Courage Under Fire in South Sudan
As battle raged in Malakal, South Sudan, Isaac James, a youth leader at the SOS Children´s Village, suddenly found himself amid gunfire and with 33 SOS children to protect. He and the children set out on a perilous journey, covering more than 200 km before they reached safety in Juba.
I Will Protect You
Isaac James joined SOS Children’s Villages in 2010 and worked in the SOS Children’s Village in Malakal. In peace time, he worked as a youth leader and occasionally assumed the role of Village Director. When fighting broke out between anti-government forces and pro-government troops, he took the initiative to protect the children and young people of the SOS Children’s Village.
Malakal changed hands between the government and rebel forces several times, and some 1,000 community members took shelter in the SOS Children’s Village compound. Every so often the rebels forced their way into the SOS Village to steal money and mobile phones.
Isaac evacuated 36 children and eight women from the SOS Village to the United Nations Mission in South Sudan (UNMISS) base. Afterwards, he returned to the Village to look after the children who remained.
Flight to Safety
Continued violence left Isaac and 33 children separated from the other Village staff. With no time to waste, the group hurried to the bank of the Nile with the intention of crossing to the other side. Under grenade fire, people panicked and hid in the grass, while a number of youth jumped into the river and swam across. The small children were quickly loaded into boats.
There was no space for Isaac in the last boat, so he held onto the back with supplies on his shoulders. The group made it safely to the other side of the river, where some of the children and youths were taken by their relatives.
Isaac and the remaining children – the youngest just two years old — set off on the difficult trek towards a safe camp. Before their journey was over, they would travel over 200 kilometres, much of it on foot.
“The youth were very helpful in carrying their small brothers and sisters and some of their personal belongings,” Isaac said. “I advised them not to wander far from camp. This was to keep track of them and protect them from possible harm by armed people.”
During this perilous trip the group lost all contact with SOS Children’s Villages, and at one point there was great anxiety about their whereabouts and condition. Nobody knew the whereabouts or condition of Isaac and the children. In Melut, Isaac was finally able to call Kiros Aregawi, Project Manager, SOS Children’s Villages Malakal, who was then in Juba. Kiros arranged for Isaac and the children to be airlifted from Melut to Paloich – nearly 300 km from Juba.
“As the children’s guardian, I was worried,” said Isaac. “I couldn't get nutritious food for them, especially the little kids. Not having a proper space to sleep or play frustrated the children. During the night the small ones cried bitterly, calling out for their mothers, and there was nothing I could do for them.”

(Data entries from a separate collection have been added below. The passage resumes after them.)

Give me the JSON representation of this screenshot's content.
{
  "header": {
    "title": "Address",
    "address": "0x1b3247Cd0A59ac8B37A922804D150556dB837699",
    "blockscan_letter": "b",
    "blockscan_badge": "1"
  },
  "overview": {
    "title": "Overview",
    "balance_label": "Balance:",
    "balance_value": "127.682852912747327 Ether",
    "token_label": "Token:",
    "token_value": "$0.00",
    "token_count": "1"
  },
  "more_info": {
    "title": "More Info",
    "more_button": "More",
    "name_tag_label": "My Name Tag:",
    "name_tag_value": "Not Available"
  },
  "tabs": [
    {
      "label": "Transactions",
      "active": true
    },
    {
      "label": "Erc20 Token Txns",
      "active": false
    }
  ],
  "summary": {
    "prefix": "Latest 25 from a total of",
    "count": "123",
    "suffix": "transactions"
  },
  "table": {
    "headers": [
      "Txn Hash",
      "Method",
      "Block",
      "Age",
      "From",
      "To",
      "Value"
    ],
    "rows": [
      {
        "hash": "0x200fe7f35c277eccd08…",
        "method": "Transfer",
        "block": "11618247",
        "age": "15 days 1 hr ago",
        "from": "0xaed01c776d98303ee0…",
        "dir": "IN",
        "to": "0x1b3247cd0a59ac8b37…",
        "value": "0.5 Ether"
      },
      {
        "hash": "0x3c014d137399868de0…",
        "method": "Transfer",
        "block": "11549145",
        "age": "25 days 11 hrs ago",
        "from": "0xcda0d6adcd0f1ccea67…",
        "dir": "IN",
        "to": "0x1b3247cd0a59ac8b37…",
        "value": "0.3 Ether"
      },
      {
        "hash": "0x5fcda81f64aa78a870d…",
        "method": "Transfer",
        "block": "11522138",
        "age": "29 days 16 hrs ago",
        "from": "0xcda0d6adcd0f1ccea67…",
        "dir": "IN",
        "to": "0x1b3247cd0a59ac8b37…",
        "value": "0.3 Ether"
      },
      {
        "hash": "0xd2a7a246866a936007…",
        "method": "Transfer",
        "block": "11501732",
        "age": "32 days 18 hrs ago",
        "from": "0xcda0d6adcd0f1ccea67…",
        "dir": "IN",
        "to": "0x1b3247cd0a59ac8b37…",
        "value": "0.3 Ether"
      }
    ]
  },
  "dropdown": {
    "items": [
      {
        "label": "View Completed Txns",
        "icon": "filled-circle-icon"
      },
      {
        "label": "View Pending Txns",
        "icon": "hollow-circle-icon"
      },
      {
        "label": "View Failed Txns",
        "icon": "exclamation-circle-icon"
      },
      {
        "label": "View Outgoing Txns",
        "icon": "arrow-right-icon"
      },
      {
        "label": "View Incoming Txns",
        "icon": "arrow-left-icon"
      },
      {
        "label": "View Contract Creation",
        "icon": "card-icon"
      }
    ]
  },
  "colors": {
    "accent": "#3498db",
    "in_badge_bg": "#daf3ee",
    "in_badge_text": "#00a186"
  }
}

After a month of uncertainty and constant worry, Isaac finally received some welcome news: SOS Children’s Villages had organized to transport the group to Juba. Isaac said that, at first, he did not believe it. Earlier attempts to airlift the group from Paloich had failed.
"I told the kids and they too didn’t believe it," Isaac said. "It wasn´t until we boarded the flight that I thought, 'now we are indeed leaving'".
On March18th, Isaac and the children were finally evacuated from Paloich to Juba by a United Nations Humanitarian Air Service (UNHAS) plane. They joined over 100 other SOS children and staff who had been airlifted out of Malakal a week earlier.
There were mixed emotions of elation and disbelief, as the children were reunited with their SOS families. The joy of leaving behind the terrifying scenes they witnessed in Malakal, and the chance to return to a relatively normal life, was overwhelming.
“I'm happy all the children are now under one roof," Isaac said with a sigh of relief.